Lucid begins in an uplifting fashion with acoustic guitars, tabla rhythms and sweet-centred vocal melodies. If Shaktii had done jazz-pop, then some of it might have sounded not too dissimilar to this opening piece. The atmosphere of the tune briefly shifts at its mid-point, as an expressive guitar emerges. This pulls the rudder firmly and powerfully, to steer a different course. The chunky riff that follows, threatens to conclude proceedings in an aggressive manner and is equally unexpected.
Creation is a satisfying opening piece. It is a track that holds many surprises in its myriad of styles and moods. Fragility, whispered emotions and zesty instrumental parts that flow and fizz, all have significant parts to play.
On the face of it, Gold is an accessible tune with a heartfelt, pop-like accessibility, but this is not the whole story. The arrangement includes several impressive and inventive sections. These interesting and unusual shifts of emphasis and instrumentation, fit well. Somewhat surprisingly they feel like a natural progression in an otherwise straight-forward and somewhat predictable tune. The frequently enchanting instrumental passages, most definitely challenge any preconceived ideas that might have formed after a few minutes regarding the direction of travel that the tune might take.

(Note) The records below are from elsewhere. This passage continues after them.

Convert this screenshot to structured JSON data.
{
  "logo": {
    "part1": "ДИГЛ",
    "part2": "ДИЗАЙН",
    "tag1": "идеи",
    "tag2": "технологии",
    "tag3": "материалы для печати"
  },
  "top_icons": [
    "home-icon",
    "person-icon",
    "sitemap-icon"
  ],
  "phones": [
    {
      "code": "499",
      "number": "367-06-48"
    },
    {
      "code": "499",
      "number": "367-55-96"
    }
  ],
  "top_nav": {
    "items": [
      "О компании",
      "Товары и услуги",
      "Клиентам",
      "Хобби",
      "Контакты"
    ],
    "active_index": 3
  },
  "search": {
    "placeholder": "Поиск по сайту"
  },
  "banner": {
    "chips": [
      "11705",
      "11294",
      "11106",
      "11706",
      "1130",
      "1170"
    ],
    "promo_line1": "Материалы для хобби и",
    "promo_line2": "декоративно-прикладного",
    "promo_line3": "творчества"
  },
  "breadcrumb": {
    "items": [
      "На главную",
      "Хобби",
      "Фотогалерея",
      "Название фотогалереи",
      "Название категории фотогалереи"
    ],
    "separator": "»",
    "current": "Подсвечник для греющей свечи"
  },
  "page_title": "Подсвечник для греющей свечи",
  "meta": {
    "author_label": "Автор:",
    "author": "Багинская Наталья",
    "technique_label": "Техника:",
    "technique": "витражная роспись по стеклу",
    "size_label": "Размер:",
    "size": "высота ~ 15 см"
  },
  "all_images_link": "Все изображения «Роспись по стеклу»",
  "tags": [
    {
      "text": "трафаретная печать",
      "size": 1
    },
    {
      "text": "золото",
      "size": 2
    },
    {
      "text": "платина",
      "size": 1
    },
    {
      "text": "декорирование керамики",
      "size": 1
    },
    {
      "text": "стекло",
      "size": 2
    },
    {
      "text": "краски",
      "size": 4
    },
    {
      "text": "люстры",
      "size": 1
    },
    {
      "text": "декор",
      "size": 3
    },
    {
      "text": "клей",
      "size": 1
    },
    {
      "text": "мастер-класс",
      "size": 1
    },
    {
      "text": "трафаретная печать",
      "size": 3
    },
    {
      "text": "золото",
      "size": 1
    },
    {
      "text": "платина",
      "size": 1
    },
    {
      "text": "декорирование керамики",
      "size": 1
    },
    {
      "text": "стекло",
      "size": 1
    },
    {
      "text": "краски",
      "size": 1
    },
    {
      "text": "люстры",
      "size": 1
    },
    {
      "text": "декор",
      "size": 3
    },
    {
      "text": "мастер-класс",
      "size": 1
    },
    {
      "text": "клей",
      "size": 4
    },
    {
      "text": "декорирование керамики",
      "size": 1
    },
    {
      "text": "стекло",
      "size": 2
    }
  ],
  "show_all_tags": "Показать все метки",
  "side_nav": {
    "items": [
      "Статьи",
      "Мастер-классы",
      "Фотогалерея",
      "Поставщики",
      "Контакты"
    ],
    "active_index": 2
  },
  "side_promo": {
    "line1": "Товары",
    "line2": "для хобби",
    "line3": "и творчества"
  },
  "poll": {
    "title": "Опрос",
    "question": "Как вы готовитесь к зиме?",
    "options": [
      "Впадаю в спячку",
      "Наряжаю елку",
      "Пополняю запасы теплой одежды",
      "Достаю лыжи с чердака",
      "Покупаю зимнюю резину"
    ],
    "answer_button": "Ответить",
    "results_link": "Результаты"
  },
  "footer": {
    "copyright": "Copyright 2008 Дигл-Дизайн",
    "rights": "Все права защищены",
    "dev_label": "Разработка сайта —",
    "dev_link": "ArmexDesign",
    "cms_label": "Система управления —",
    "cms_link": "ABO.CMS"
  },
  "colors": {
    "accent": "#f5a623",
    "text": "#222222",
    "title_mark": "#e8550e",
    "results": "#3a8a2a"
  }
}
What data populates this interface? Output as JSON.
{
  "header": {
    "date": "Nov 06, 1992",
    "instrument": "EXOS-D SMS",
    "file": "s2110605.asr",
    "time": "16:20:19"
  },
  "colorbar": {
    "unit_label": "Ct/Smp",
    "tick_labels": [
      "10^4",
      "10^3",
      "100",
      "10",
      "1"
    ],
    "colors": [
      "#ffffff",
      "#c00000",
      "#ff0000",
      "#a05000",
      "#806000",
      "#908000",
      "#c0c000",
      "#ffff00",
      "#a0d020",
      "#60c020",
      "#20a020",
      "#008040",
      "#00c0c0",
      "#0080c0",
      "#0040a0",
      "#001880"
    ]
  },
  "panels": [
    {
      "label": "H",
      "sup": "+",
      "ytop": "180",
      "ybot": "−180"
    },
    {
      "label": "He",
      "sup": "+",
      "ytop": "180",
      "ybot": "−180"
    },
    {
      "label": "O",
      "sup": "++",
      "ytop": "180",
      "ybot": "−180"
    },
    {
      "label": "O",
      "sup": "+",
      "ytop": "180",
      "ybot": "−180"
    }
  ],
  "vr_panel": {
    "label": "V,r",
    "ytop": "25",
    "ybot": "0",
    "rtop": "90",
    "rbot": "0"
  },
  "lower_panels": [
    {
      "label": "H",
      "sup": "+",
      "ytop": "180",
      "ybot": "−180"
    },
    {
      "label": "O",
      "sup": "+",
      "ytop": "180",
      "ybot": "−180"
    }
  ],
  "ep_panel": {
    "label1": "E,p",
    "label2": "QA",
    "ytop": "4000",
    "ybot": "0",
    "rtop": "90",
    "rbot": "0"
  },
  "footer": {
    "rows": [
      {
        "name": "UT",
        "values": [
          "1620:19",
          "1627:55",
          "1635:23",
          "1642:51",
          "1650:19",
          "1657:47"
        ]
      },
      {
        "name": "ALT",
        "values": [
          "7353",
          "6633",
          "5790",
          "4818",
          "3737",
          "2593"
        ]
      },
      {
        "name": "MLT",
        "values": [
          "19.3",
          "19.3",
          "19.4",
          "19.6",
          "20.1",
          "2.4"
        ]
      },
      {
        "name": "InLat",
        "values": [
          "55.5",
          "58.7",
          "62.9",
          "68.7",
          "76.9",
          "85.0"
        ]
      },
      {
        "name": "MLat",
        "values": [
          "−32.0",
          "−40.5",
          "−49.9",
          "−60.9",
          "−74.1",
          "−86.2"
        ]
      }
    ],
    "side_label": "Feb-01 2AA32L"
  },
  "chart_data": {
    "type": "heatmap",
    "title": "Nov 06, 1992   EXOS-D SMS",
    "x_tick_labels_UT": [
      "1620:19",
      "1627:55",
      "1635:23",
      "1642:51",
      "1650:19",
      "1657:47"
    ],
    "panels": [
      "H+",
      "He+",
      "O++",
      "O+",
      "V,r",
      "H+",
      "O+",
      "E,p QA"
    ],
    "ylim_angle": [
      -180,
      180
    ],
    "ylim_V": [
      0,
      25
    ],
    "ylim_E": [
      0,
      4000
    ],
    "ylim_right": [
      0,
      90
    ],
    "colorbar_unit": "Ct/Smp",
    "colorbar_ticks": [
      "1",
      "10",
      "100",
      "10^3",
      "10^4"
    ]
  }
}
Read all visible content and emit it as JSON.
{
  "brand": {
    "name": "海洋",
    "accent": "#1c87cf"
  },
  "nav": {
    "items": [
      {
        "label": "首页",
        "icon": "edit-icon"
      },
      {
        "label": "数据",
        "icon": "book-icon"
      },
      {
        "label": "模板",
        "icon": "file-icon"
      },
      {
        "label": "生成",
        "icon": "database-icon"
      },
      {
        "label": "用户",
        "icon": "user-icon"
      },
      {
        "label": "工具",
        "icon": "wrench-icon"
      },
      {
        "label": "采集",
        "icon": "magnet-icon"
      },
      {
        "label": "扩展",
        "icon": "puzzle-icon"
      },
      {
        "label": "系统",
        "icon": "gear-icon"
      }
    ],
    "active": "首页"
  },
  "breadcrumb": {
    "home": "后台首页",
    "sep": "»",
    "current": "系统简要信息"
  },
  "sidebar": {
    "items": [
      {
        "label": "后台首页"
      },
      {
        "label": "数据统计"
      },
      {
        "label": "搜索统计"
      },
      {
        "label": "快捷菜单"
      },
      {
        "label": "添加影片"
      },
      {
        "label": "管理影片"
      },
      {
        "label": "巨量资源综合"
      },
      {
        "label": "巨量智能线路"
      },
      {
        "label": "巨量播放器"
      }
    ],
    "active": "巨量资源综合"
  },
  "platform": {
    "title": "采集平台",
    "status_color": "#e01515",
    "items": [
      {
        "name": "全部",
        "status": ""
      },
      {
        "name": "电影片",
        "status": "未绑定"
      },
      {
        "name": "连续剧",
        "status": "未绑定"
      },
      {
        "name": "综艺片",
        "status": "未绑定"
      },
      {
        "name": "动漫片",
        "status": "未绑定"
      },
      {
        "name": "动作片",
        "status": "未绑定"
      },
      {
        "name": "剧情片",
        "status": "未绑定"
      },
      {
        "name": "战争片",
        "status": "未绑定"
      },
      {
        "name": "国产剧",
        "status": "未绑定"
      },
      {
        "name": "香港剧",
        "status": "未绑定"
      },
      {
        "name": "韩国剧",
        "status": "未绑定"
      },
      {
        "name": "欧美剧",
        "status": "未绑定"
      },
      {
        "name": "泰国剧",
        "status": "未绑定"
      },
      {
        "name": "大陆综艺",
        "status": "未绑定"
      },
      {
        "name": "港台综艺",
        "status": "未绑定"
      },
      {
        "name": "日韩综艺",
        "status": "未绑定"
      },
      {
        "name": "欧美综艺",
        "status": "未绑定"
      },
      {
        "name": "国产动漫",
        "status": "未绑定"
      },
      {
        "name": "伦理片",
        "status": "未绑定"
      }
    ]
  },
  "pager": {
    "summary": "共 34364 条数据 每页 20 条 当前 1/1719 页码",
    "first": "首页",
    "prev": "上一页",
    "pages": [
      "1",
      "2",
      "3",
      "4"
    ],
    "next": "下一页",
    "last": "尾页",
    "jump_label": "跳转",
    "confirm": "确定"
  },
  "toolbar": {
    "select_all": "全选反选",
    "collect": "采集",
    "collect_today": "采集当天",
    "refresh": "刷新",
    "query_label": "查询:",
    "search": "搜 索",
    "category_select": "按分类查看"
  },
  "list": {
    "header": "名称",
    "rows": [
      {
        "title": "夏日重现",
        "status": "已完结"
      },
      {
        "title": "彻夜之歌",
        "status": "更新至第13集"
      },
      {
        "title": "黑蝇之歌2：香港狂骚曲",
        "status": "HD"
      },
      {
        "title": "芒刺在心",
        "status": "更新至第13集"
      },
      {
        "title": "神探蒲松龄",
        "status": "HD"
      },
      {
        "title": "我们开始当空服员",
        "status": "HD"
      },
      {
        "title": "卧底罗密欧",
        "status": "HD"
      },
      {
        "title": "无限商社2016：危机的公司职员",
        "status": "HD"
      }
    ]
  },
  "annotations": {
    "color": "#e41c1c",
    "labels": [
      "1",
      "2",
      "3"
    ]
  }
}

The track most likely to appeal to prog-rock fans is probably In The Clouds. Part 1 is largely fragile, gently mysterious and reflective. Part 2 is mostly raucous, firmly straightforward, and outgoing. Add the two compositions together and an epic track of different hues is revealed in all its techno-colour and inventive glory. It builds slowly and subtlety. It cleverly unwinds, exhibiting clench-fisted energy when the need arises. Acoustic guitars and piano accompaniments jostle and joust with muscular segments of music. These contrasting parts tease and delight. Finally, everything makes sense as it evolves and eventually reaches a commanding crescendo at the conclusion of Part 2.
Vipassana is also a piece that is likely to appeal to prog aficionados. B-âhwe's delicate vocal delivery was somewhat reminiscent of the Northettes. At the mid-point of the tune, saxophone and flugel horn are utilised to provide a welcome and different set of textures. As the piece travels purposefully towards its conclusion, the pace quickens alongside the skilful use of effects to create a larger-than-life sound.
I enjoyed much of what Lucid offered. I found their carefully structured tunes quite appealing and their overall approach quite refreshing. Lucid's accessible, melodious, and harmonious qualities made a refreshing change from some music that I usually listen to.